Task prompt:
Using the records that follow, copy every line containing the word "Valor".

(Page and application data records)
******************************

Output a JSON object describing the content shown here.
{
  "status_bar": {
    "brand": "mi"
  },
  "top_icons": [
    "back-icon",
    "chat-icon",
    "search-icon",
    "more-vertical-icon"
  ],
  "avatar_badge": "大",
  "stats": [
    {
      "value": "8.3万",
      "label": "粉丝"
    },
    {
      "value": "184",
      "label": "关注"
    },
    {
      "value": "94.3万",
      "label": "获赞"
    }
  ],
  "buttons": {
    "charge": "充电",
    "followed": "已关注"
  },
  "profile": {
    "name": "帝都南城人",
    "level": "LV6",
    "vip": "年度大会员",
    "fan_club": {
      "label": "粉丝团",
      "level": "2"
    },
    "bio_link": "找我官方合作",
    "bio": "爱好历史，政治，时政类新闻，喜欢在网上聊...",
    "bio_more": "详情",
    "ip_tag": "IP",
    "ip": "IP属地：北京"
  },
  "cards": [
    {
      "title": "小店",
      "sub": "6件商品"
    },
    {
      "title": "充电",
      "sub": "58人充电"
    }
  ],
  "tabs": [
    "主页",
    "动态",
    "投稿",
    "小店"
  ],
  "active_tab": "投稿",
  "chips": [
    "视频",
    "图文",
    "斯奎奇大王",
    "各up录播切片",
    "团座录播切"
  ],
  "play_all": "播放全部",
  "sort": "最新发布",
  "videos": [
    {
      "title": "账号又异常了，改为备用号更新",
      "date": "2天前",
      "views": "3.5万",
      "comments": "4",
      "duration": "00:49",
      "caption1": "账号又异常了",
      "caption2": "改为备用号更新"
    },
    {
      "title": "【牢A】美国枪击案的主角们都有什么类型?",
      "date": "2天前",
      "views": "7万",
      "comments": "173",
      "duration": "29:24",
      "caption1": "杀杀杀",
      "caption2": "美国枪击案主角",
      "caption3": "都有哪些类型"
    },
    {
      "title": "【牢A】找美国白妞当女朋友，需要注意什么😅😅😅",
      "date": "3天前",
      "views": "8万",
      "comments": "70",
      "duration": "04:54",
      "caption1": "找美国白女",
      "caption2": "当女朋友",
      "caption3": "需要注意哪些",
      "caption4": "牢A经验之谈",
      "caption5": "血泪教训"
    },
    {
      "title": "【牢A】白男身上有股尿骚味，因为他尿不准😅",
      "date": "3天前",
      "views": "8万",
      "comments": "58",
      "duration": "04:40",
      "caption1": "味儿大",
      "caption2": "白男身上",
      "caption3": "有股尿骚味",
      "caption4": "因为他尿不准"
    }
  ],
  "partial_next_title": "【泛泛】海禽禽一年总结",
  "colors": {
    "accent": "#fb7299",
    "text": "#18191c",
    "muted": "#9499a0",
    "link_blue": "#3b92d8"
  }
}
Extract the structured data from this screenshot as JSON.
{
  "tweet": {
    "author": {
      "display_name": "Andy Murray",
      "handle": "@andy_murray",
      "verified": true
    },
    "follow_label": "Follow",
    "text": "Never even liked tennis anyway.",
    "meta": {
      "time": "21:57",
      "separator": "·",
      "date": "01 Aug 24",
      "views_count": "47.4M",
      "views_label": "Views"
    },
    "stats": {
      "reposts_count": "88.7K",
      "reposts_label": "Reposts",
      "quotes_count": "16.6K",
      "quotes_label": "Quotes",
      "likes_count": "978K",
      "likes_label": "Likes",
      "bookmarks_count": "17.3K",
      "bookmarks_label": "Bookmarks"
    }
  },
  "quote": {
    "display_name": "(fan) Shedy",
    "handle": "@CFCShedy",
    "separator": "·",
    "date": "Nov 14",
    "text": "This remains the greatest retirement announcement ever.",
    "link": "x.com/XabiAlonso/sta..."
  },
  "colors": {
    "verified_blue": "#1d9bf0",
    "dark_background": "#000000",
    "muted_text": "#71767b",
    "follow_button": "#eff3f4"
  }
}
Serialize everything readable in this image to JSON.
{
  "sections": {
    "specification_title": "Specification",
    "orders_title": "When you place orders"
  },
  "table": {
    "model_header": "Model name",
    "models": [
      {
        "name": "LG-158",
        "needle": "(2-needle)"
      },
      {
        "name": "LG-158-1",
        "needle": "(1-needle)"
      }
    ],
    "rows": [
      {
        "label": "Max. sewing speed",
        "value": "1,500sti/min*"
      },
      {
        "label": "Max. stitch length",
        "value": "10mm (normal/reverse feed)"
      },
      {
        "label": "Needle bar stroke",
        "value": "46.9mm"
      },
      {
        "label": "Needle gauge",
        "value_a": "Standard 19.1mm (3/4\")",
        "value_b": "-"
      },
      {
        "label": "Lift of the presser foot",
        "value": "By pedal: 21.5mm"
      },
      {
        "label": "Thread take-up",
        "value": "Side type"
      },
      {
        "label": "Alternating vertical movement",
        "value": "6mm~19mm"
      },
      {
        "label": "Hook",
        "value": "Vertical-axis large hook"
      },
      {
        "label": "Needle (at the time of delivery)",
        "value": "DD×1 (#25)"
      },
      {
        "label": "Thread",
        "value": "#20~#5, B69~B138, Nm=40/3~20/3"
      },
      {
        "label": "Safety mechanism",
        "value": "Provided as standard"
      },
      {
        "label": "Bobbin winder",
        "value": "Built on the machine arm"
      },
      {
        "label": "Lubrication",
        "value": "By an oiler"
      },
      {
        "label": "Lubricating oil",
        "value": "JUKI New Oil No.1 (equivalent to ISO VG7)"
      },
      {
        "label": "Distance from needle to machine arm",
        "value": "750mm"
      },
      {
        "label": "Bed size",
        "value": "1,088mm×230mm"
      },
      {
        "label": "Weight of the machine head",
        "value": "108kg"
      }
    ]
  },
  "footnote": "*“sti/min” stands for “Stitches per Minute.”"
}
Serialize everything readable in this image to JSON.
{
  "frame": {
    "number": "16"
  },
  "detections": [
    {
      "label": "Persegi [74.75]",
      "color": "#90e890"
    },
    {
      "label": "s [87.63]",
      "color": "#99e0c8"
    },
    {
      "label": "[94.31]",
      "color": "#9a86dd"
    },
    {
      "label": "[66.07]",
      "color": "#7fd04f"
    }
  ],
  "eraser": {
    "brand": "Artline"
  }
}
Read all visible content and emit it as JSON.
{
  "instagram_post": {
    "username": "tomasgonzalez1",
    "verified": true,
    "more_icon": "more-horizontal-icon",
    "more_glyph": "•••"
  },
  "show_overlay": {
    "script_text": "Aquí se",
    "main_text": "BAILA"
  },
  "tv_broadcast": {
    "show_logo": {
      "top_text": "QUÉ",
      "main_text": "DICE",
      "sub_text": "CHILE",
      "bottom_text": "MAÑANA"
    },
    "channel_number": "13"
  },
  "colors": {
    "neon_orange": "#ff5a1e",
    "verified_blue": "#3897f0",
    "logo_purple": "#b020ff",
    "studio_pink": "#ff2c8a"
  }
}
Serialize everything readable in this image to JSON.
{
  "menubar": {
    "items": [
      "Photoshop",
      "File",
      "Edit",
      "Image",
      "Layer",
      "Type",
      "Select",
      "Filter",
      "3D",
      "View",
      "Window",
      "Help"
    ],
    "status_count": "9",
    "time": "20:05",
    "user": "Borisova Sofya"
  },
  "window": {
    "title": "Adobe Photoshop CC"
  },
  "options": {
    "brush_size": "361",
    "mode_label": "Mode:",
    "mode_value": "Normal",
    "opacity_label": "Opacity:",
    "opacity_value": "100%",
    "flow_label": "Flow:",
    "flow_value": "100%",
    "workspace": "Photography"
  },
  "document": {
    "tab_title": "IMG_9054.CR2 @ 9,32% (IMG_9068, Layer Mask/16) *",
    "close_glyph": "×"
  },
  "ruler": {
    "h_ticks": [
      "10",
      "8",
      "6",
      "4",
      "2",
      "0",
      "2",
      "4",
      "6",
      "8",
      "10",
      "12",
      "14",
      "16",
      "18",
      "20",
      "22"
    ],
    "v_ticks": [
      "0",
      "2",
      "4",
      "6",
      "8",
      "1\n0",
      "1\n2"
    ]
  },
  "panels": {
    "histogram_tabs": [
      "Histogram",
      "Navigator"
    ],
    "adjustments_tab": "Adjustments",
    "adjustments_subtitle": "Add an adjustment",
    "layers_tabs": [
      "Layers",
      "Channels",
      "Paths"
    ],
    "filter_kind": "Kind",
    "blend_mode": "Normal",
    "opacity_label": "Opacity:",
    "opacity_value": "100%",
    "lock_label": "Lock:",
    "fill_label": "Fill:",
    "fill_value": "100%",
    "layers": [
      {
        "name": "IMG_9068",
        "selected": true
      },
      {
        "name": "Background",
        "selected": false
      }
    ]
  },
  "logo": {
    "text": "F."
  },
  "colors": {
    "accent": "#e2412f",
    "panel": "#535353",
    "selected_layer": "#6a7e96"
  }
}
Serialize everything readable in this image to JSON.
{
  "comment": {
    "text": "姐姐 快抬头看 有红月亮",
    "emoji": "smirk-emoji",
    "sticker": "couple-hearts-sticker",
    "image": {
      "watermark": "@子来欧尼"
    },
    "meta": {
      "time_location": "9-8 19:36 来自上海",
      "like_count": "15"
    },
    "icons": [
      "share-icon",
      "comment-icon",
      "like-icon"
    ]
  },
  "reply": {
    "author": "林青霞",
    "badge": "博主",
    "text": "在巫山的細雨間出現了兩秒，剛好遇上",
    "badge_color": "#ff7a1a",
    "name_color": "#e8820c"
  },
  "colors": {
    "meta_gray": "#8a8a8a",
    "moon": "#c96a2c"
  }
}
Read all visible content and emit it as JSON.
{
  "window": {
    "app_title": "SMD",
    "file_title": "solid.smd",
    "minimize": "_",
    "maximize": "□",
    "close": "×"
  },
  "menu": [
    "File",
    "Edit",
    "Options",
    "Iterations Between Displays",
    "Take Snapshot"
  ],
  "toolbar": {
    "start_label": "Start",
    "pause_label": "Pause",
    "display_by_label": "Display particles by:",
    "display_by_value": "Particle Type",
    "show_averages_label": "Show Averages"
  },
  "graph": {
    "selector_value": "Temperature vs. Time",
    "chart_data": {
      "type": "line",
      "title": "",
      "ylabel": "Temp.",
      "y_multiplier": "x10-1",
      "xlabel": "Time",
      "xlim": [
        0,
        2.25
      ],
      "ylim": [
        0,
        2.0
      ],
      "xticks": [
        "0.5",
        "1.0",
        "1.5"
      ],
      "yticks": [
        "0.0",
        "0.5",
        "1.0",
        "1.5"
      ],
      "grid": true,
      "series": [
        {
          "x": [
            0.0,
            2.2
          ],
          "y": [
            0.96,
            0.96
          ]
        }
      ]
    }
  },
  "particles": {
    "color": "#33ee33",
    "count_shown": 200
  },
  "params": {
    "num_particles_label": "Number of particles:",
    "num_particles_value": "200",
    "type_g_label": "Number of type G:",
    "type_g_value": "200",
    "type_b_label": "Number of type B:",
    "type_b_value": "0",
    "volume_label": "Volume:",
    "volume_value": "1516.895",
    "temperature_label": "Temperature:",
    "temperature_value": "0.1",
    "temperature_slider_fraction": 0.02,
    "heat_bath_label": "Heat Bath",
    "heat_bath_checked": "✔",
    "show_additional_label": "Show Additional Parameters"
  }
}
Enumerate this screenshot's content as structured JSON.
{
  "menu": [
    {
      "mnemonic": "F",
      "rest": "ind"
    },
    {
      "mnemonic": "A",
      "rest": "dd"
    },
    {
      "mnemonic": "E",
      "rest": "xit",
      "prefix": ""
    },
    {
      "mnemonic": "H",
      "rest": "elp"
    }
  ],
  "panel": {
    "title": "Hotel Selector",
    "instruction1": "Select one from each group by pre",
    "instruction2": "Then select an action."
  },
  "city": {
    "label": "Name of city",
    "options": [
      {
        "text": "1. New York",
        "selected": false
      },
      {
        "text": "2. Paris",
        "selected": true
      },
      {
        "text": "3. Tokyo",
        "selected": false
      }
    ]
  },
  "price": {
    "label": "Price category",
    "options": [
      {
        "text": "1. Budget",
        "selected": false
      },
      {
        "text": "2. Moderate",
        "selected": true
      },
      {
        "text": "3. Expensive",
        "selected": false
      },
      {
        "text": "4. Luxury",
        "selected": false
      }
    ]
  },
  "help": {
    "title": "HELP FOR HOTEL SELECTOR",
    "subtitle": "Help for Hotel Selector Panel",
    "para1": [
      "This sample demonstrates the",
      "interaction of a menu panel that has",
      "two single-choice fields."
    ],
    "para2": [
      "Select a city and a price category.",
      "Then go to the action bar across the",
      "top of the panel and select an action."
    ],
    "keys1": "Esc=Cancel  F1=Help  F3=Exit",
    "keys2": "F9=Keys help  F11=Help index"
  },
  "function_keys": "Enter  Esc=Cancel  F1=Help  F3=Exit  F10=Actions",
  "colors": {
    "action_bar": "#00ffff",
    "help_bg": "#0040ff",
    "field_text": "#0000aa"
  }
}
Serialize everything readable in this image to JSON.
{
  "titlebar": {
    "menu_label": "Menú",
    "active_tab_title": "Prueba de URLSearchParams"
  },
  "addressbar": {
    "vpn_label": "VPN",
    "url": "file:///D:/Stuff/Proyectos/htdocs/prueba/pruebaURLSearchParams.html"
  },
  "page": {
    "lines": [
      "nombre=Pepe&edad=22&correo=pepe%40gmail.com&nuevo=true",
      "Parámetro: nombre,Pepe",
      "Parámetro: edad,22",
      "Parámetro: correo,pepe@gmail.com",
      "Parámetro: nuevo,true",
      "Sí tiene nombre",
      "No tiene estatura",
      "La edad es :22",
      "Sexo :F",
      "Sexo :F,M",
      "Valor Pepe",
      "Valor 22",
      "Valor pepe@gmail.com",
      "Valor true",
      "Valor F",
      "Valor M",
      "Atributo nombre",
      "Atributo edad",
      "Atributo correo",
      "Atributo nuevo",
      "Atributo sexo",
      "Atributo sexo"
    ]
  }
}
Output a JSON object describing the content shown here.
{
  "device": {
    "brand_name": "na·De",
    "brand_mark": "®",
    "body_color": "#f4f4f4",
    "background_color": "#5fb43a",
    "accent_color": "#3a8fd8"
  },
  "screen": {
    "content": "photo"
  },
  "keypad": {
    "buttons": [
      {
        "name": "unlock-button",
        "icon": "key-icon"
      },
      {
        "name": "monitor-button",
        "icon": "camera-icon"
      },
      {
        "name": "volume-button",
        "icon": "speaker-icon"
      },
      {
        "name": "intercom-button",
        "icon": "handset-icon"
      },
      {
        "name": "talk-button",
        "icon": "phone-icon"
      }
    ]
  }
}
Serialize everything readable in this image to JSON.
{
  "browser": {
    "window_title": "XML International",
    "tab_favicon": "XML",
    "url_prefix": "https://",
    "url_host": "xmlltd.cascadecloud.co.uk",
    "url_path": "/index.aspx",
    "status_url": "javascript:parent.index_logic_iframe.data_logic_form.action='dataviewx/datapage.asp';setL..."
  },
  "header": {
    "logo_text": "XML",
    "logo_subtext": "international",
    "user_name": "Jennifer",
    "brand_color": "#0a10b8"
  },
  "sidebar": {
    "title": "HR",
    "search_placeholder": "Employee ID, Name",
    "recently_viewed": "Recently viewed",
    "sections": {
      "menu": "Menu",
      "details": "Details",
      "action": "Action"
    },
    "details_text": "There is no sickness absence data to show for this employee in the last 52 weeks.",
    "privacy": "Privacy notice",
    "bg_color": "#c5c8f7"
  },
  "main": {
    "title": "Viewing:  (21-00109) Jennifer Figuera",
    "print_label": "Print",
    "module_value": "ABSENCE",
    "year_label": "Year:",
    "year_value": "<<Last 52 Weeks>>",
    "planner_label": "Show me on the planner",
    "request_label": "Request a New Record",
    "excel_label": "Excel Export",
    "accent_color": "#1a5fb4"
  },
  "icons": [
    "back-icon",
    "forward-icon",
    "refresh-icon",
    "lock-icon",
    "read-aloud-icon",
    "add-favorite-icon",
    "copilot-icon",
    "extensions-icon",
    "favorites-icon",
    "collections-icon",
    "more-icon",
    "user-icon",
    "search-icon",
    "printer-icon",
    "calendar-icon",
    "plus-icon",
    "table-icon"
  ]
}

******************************

Task solution:
      "Valor Pepe",
      "Valor 22",
      "Valor pepe@gmail.com",
      "Valor true",
      "Valor F",
      "Valor M",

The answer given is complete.